A small group of wine writers and wine merchants gathered in California last week to celebrate Ridge’s half-century and Draper’s 40 years on the ridge (where he lives). These anniversaries are approximate. It was in 1959 that Ridge’s wooden barns and ancient vines began to be recuperated by a a small group of Stanford scientists (see picture) who decided to indulge in low-tech winemaking as a weekend hobby. By the 1960s they were producing small amounts of highly ambitious wine and at the end of the decade decided to hire a full-time winemaker, inspired by a trial lot of wine Draper had made while working for the Peace Corps in Chile. The still robust Monte Bello 1970 was Draper’s first solo vintage. The more fragile 1971 performed well at the famous Judgment of Paris France v California tasting in 1976 and was the overall favourite in the re-run 30 years later.

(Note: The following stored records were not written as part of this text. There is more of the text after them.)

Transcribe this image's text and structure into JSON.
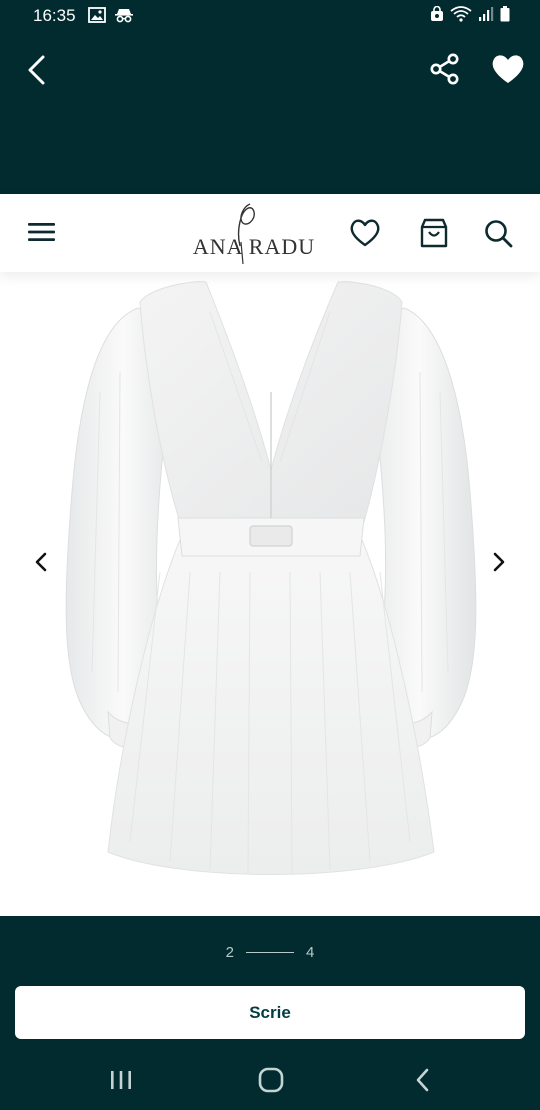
{
  "status_bar": {
    "time": "16:35"
  },
  "app_bar": {
    "back": "back-icon",
    "share": "share-icon",
    "favorite": "heart-filled-icon"
  },
  "site_header": {
    "logo_text": "ANA RADU",
    "icons": [
      "menu-icon",
      "heart-outline-icon",
      "shopping-bag-icon",
      "search-icon"
    ]
  },
  "gallery": {
    "current": "2",
    "total": "4"
  },
  "cta": {
    "label": "Scrie"
  },
  "colors": {
    "background": "#022b2f",
    "cta_text": "#033d43",
    "pager": "#b8c9cb"
  }
}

Since 1986 Ridge has been owned by the Japanese pharmaceutical company Otsuka but you certainly wouldn’t know it. The Ridge team is still more like a group of inspired academics than anything remotely corporate. Formal oenological training is eschewed. Draper claims that his wine training was tasting the great wines of Europe and remains suspicious of anyone inculcated with winemaking orthodoxy. ‘We have to retrain anyone who arrives with an oenology degree', he maintains. Current winemaker Eric Baugher is a microbiologist who came to Ridge in 1994 via a graduate project in its surprisingly high-tech lab. At Ridge wine is made by blind tasting, tasting and tasting again.
When we arrived at Ridge for the celebrations, our first task was to taste two samples of the 2008 Monte Bello blind and decide whether the one with an additional 9/10 of one per cent of first press wine was superior to the sample without. That night, with a fine though non-flashy dinner at Marché in nearby Menlo Park, we sipped a dozen vintages of Monte Bello back to 1968, the only wine of the lot that was less than magnificent.
The following day we moved en masse to Sonoma, centre of operations for Ridge’s other great speciality: old-vine Zinfandel, as shown in one of the Lytton vineyards above. Above we are, enjoying lots of different 208s with lunch at Lytton Springs winery (where the rather puzzling picture below was taken, Draper halfway down the table on the right). Typically, when it was discovered that this variety, long associated with California, had its origins in Croatia, Ridge’s head viticulturist David Gates, who has been at Ridge since 1989, went there to see for himself.
Most California Zinfandel is massively proportioned, with flavours ranging from jammy through berries to porty. But Ridge’s single-vineyard Zins are unusually restrained, structured, refined and complex. Again over dinner, at the Healdsburg Hotel’s Dry Creek Kitchen this time, we tasted a dozen Ridge Zinfandels back to a Lytton Springs 1973, the only wine over the whole two days that seemed to show any sign of age. Zin needs higher alcohols to show its character but, in contrast to the current California norm, most of these wines were in the 14-15% range.
In the bowels of the Monte Bello winery, goatee’d, 74-year-old Draper had told us portentously, ‘high alcohol is the choice of the proprietor. It is not dictated by global warming.’ It is probably just as well that he lives in such relative isolation.
Some Ridge favourites
Chardonnay Monte Bello 2006
From $39.99 and £34.75
Santa Cruz Mountains Estate 2006
From $32.99 and £28.49
Monte Bello – virtually any vintage
From $89.99 and £79.99
Geyserville and Lytton Springs Zinfandel – almost any vintage
From $24.95 and £23.49
See full tasting notes on Purple pages and also Ridge - high tech, low tech and The original Monte Bello